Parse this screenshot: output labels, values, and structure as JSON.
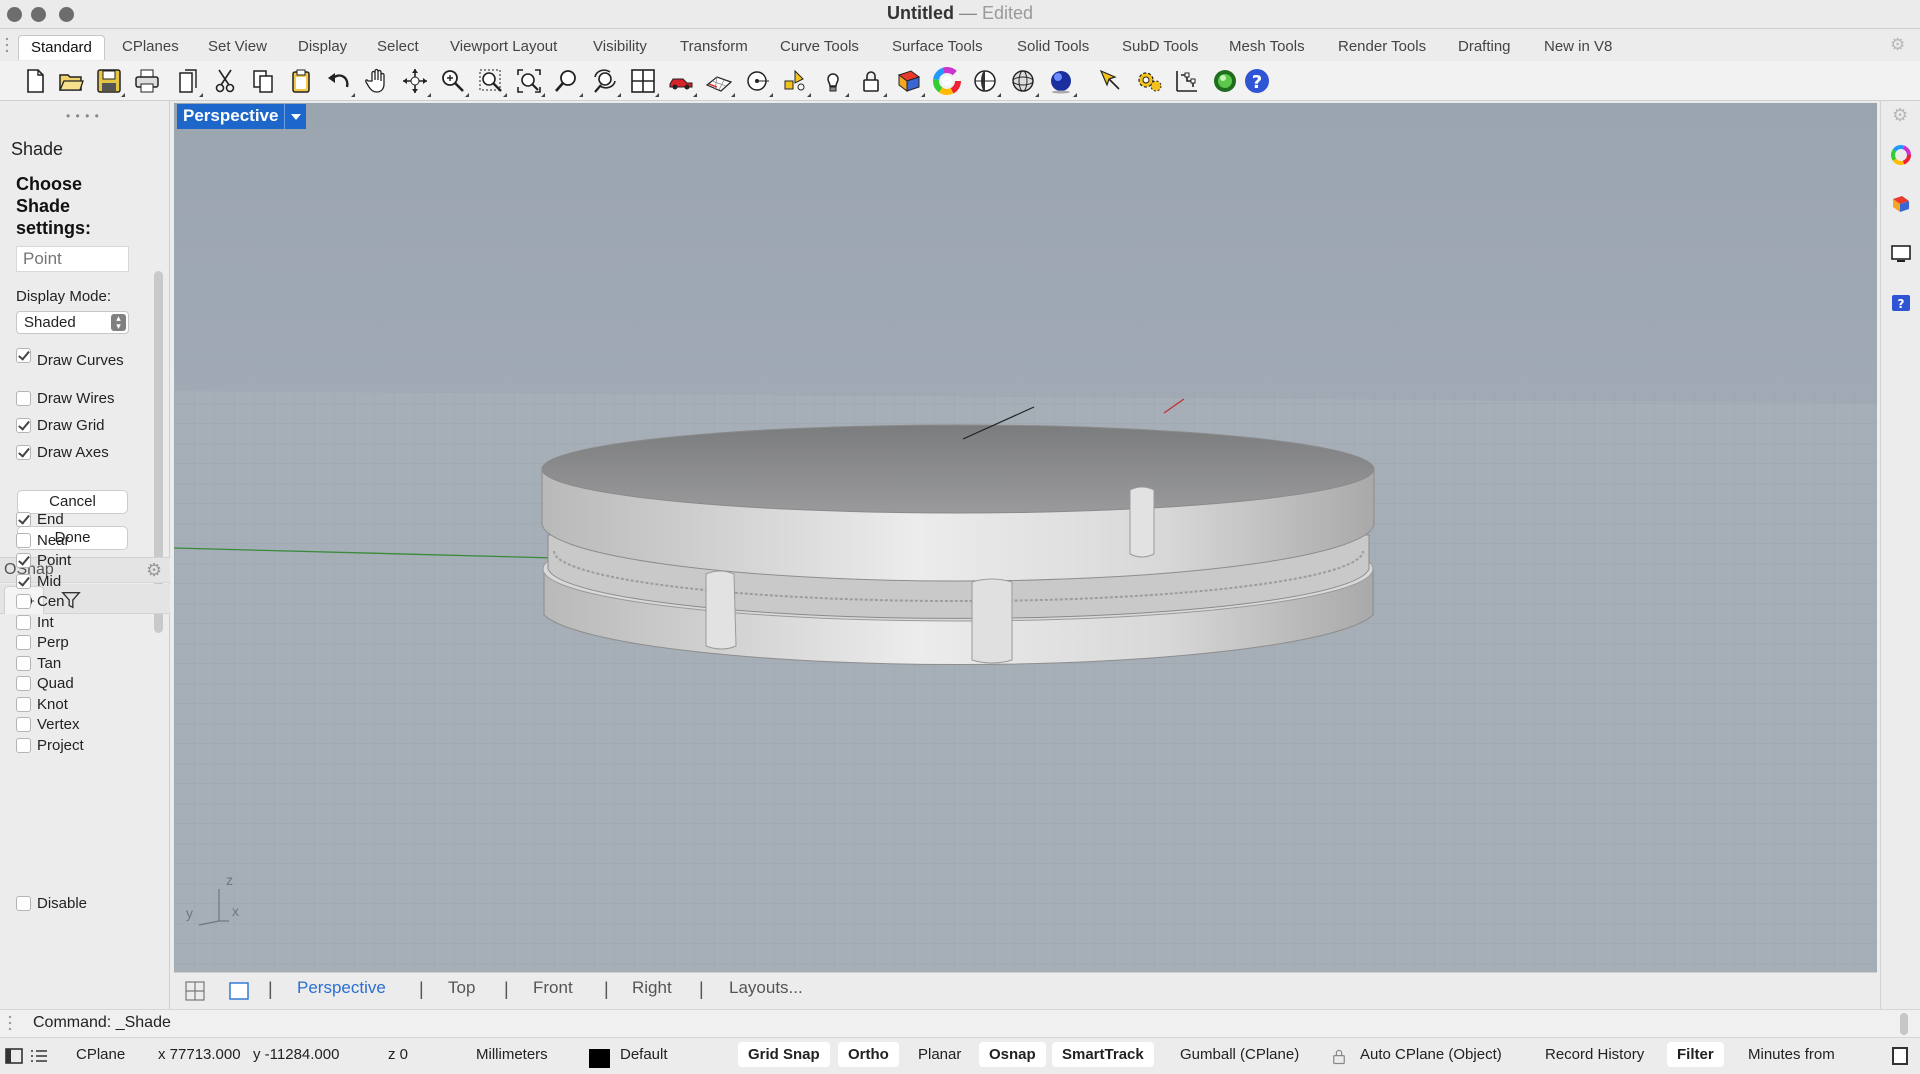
{
  "window": {
    "title": "Untitled",
    "separator": "—",
    "status": "Edited"
  },
  "tabs": [
    "Standard",
    "CPlanes",
    "Set View",
    "Display",
    "Select",
    "Viewport Layout",
    "Visibility",
    "Transform",
    "Curve Tools",
    "Surface Tools",
    "Solid Tools",
    "SubD Tools",
    "Mesh Tools",
    "Render Tools",
    "Drafting",
    "New in V8"
  ],
  "active_tab": "Standard",
  "toolbar_icons": [
    "new-file-icon",
    "open-folder-icon",
    "save-icon",
    "print-icon",
    "import-icon",
    "cut-icon",
    "copy-icon",
    "paste-icon",
    "undo-icon",
    "pan-hand-icon",
    "rotate-view-icon",
    "zoom-icon",
    "zoom-window-icon",
    "zoom-extents-icon",
    "zoom-selected-icon",
    "rotate-camera-icon",
    "four-viewports-icon",
    "car-render-icon",
    "grid-icon",
    "osnap-circle-icon",
    "object-snap-icon",
    "light-bulb-icon",
    "lock-icon",
    "layer-book-icon",
    "color-wheel-icon",
    "display-sphere-icon",
    "wire-sphere-icon",
    "render-sphere-icon",
    "pen-icon",
    "settings-gears-icon",
    "dimension-icon",
    "green-ball-icon",
    "help-icon"
  ],
  "shade_panel": {
    "title": "Shade",
    "prompt": "Choose Shade settings:",
    "point_placeholder": "Point",
    "display_mode_label": "Display Mode:",
    "display_mode_value": "Shaded",
    "options": [
      {
        "label": "Draw Curves",
        "checked": true
      },
      {
        "label": "Draw Wires",
        "checked": false
      },
      {
        "label": "Draw Grid",
        "checked": true
      },
      {
        "label": "Draw Axes",
        "checked": true
      }
    ],
    "cancel_label": "Cancel",
    "done_label": "Done"
  },
  "osnap": {
    "title": "OSnap",
    "items": [
      {
        "label": "End",
        "checked": true
      },
      {
        "label": "Near",
        "checked": false
      },
      {
        "label": "Point",
        "checked": true
      },
      {
        "label": "Mid",
        "checked": true
      },
      {
        "label": "Cen",
        "checked": false
      },
      {
        "label": "Int",
        "checked": false
      },
      {
        "label": "Perp",
        "checked": false
      },
      {
        "label": "Tan",
        "checked": false
      },
      {
        "label": "Quad",
        "checked": false
      },
      {
        "label": "Knot",
        "checked": false
      },
      {
        "label": "Vertex",
        "checked": false
      },
      {
        "label": "Project",
        "checked": false
      }
    ],
    "disable_label": "Disable",
    "disable_checked": false
  },
  "viewport": {
    "label": "Perspective",
    "axis_labels": {
      "z": "z",
      "y": "y",
      "x": "x"
    }
  },
  "viewport_tabs": [
    "Perspective",
    "Top",
    "Front",
    "Right",
    "Layouts..."
  ],
  "active_viewport_tab": "Perspective",
  "command": "Command: _Shade",
  "status": {
    "cplane": "CPlane",
    "x": "x 77713.000",
    "y": "y -11284.000",
    "z": "z 0",
    "units": "Millimeters",
    "layer": "Default",
    "layer_color": "#000000",
    "grid_snap": "Grid Snap",
    "ortho": "Ortho",
    "planar": "Planar",
    "osnap": "Osnap",
    "smarttrack": "SmartTrack",
    "gumball": "Gumball (CPlane)",
    "auto_cplane": "Auto CPlane (Object)",
    "record_history": "Record History",
    "filter": "Filter",
    "minutes": "Minutes from"
  },
  "colors": {
    "accent": "#1c67c9",
    "viewport_bg": "#a0a9b3",
    "object": "#d4d4d4"
  }
}
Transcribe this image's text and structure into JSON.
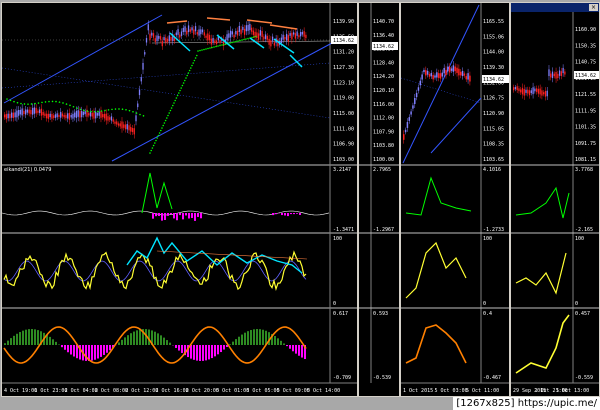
{
  "windows": [
    {
      "id": "main",
      "price_labels": [
        "1139.90",
        "1135.50",
        "1131.20",
        "1127.30",
        "1123.10",
        "1119.00",
        "1115.00",
        "1111.00",
        "1106.90",
        "1103.00"
      ],
      "current_price": "1134.62",
      "indicator_name": "eikandi(21) 0.0479",
      "ind1_scale": [
        "3.2147",
        "-1.3471"
      ],
      "ind2_scale": [
        "100",
        "0"
      ],
      "ind3_scale": [
        "0.617",
        "-0.709"
      ],
      "time_labels": [
        "4 Oct 19:00",
        "1 Oct 23:00",
        "2 Oct 04:00",
        "2 Oct 08:00",
        "2 Oct 12:00",
        "2 Oct 16:00",
        "2 Oct 20:00",
        "5 Oct 01:00",
        "5 Oct 05:00",
        "5 Oct 09:00",
        "5 Oct 14:00"
      ]
    },
    {
      "id": "second",
      "price_labels": [
        "1140.70",
        "1136.40",
        "1132.50",
        "1128.40",
        "1124.20",
        "1120.10",
        "1116.00",
        "1112.00",
        "1107.90",
        "1103.80",
        "1100.00"
      ],
      "current_price": "1134.62",
      "ind1_scale": [
        "2.7965",
        "-1.2967"
      ],
      "ind3_scale": [
        "0.593",
        "-0.539"
      ]
    },
    {
      "id": "third",
      "price_labels": [
        "1165.55",
        "1155.06",
        "1144.00",
        "1139.30",
        "1132.60",
        "1126.75",
        "1120.90",
        "1115.05",
        "1108.35",
        "1103.65"
      ],
      "current_price": "1134.62",
      "ind1_scale": [
        "4.1016",
        "-1.2733"
      ],
      "ind2_scale": [
        "100",
        "0"
      ],
      "ind3_scale": [
        "0.4",
        "-0.467"
      ],
      "time_labels": [
        "1 Oct 2015",
        "5 Oct 03:00",
        "5 Oct 11:00"
      ]
    },
    {
      "id": "fourth",
      "price_labels": [
        "1160.90",
        "1150.35",
        "1140.75",
        "1131.15",
        "1121.55",
        "1111.95",
        "1101.35",
        "1091.75",
        "1081.15"
      ],
      "current_price": "1134.62",
      "ind1_scale": [
        "3.7768",
        "-2.165"
      ],
      "ind2_scale": [
        "100",
        "0"
      ],
      "ind3_scale": [
        "0.457",
        "-0.559"
      ],
      "time_labels": [
        "29 Sep 2015",
        "1 Oct 21:00",
        "5 Oct 13:00"
      ]
    }
  ],
  "colors": {
    "bull_candle": "#8080ff",
    "bear_candle": "#ff2020",
    "channel": "#3355ff",
    "psar": "#00ff00",
    "arrow_up": "#ff8040",
    "arrow_down": "#00e5ff",
    "signal_yellow": "#ffff33",
    "histogram_green": "#2e8b22",
    "histogram_magenta": "#ff00ff",
    "oscillator_orange": "#ff8000"
  },
  "watermark": "[1267x825] https://upic.me/"
}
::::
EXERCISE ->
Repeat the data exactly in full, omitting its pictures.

OUTPUT FOR THIS EXERCISE ->
Parse this screenshot: output labels, values, and structure as JSON.
{
  "window": {
    "title": "Untitled",
    "separator": "—",
    "status": "Edited"
  },
  "tabs": [
    "Standard",
    "CPlanes",
    "Set View",
    "Display",
    "Select",
    "Viewport Layout",
    "Visibility",
    "Transform",
    "Curve Tools",
    "Surface Tools",
    "Solid Tools",
    "SubD Tools",
    "Mesh Tools",
    "Render Tools",
    "Drafting",
    "New in V8"
  ],
  "active_tab": "Standard",
  "toolbar_icons": [
    "new-file-icon",
    "open-folder-icon",
    "save-icon",
    "print-icon",
    "import-icon",
    "cut-icon",
    "copy-icon",
    "paste-icon",
    "undo-icon",
    "pan-hand-icon",
    "rotate-view-icon",
    "zoom-icon",
    "zoom-window-icon",
    "zoom-extents-icon",
    "zoom-selected-icon",
    "rotate-camera-icon",
    "four-viewports-icon",
    "car-render-icon",
    "grid-icon",
    "osnap-circle-icon",
    "object-snap-icon",
    "light-bulb-icon",
    "lock-icon",
    "layer-book-icon",
    "color-wheel-icon",
    "display-sphere-icon",
    "wire-sphere-icon",
    "render-sphere-icon",
    "pen-icon",
    "settings-gears-icon",
    "dimension-icon",
    "green-ball-icon",
    "help-icon"
  ],
  "shade_panel": {
    "title": "Shade",
    "prompt": "Choose Shade settings:",
    "point_placeholder": "Point",
    "display_mode_label": "Display Mode:",
    "display_mode_value": "Shaded",
    "options": [
      {
        "label": "Draw Curves",
        "checked": true
      },
      {
        "label": "Draw Wires",
        "checked": false
      },
      {
        "label": "Draw Grid",
        "checked": true
      },
      {
        "label": "Draw Axes",
        "checked": true
      }
    ],
    "cancel_label": "Cancel",
    "done_label": "Done"
  },
  "osnap": {
    "title": "OSnap",
    "items": [
      {
        "label": "End",
        "checked": true
      },
      {
        "label": "Near",
        "checked": false
      },
      {
        "label": "Point",
        "checked": true
      },
      {
        "label": "Mid",
        "checked": true
      },
      {
        "label": "Cen",
        "checked": false
      },
      {
        "label": "Int",
        "checked": false
      },
      {
        "label": "Perp",
        "checked": false
      },
      {
        "label": "Tan",
        "checked": false
      },
      {
        "label": "Quad",
        "checked": false
      },
      {
        "label": "Knot",
        "checked": false
      },
      {
        "label": "Vertex",
        "checked": false
      },
      {
        "label": "Project",
        "checked": false
      }
    ],
    "disable_label": "Disable",
    "disable_checked": false
  },
  "viewport": {
    "label": "Perspective",
    "axis_labels": {
      "z": "z",
      "y": "y",
      "x": "x"
    }
  },
  "viewport_tabs": [
    "Perspective",
    "Top",
    "Front",
    "Right",
    "Layouts..."
  ],
  "active_viewport_tab": "Perspective",
  "command": "Command: _Shade",
  "status": {
    "cplane": "CPlane",
    "x": "x 77713.000",
    "y": "y -11284.000",
    "z": "z 0",
    "units": "Millimeters",
    "layer": "Default",
    "layer_color": "#000000",
    "grid_snap": "Grid Snap",
    "ortho": "Ortho",
    "planar": "Planar",
    "osnap": "Osnap",
    "smarttrack": "SmartTrack",
    "gumball": "Gumball (CPlane)",
    "auto_cplane": "Auto CPlane (Object)",
    "record_history": "Record History",
    "filter": "Filter",
    "minutes": "Minutes from"
  },
  "colors": {
    "accent": "#1c67c9",
    "viewport_bg": "#a0a9b3",
    "object": "#d4d4d4"
  }
}
Transcribe this image's text and structure into JSON.
{
  "windows": [
    {
      "id": "main",
      "price_labels": [
        "1139.90",
        "1135.50",
        "1131.20",
        "1127.30",
        "1123.10",
        "1119.00",
        "1115.00",
        "1111.00",
        "1106.90",
        "1103.00"
      ],
      "current_price": "1134.62",
      "indicator_name": "eikandi(21) 0.0479",
      "ind1_scale": [
        "3.2147",
        "-1.3471"
      ],
      "ind2_scale": [
        "100",
        "0"
      ],
      "ind3_scale": [
        "0.617",
        "-0.709"
      ],
      "time_labels": [
        "4 Oct 19:00",
        "1 Oct 23:00",
        "2 Oct 04:00",
        "2 Oct 08:00",
        "2 Oct 12:00",
        "2 Oct 16:00",
        "2 Oct 20:00",
        "5 Oct 01:00",
        "5 Oct 05:00",
        "5 Oct 09:00",
        "5 Oct 14:00"
      ]
    },
    {
      "id": "second",
      "price_labels": [
        "1140.70",
        "1136.40",
        "1132.50",
        "1128.40",
        "1124.20",
        "1120.10",
        "1116.00",
        "1112.00",
        "1107.90",
        "1103.80",
        "1100.00"
      ],
      "current_price": "1134.62",
      "ind1_scale": [
        "2.7965",
        "-1.2967"
      ],
      "ind3_scale": [
        "0.593",
        "-0.539"
      ]
    },
    {
      "id": "third",
      "price_labels": [
        "1165.55",
        "1155.06",
        "1144.00",
        "1139.30",
        "1132.60",
        "1126.75",
        "1120.90",
        "1115.05",
        "1108.35",
        "1103.65"
      ],
      "current_price": "1134.62",
      "ind1_scale": [
        "4.1016",
        "-1.2733"
      ],
      "ind2_scale": [
        "100",
        "0"
      ],
      "ind3_scale": [
        "0.4",
        "-0.467"
      ],
      "time_labels": [
        "1 Oct 2015",
        "5 Oct 03:00",
        "5 Oct 11:00"
      ]
    },
    {
      "id": "fourth",
      "price_labels": [
        "1160.90",
        "1150.35",
        "1140.75",
        "1131.15",
        "1121.55",
        "1111.95",
        "1101.35",
        "1091.75",
        "1081.15"
      ],
      "current_price": "1134.62",
      "ind1_scale": [
        "3.7768",
        "-2.165"
      ],
      "ind2_scale": [
        "100",
        "0"
      ],
      "ind3_scale": [
        "0.457",
        "-0.559"
      ],
      "time_labels": [
        "29 Sep 2015",
        "1 Oct 21:00",
        "5 Oct 13:00"
      ]
    }
  ],
  "colors": {
    "bull_candle": "#8080ff",
    "bear_candle": "#ff2020",
    "channel": "#3355ff",
    "psar": "#00ff00",
    "arrow_up": "#ff8040",
    "arrow_down": "#00e5ff",
    "signal_yellow": "#ffff33",
    "histogram_green": "#2e8b22",
    "histogram_magenta": "#ff00ff",
    "oscillator_orange": "#ff8000"
  },
  "watermark": "[1267x825] https://upic.me/"
}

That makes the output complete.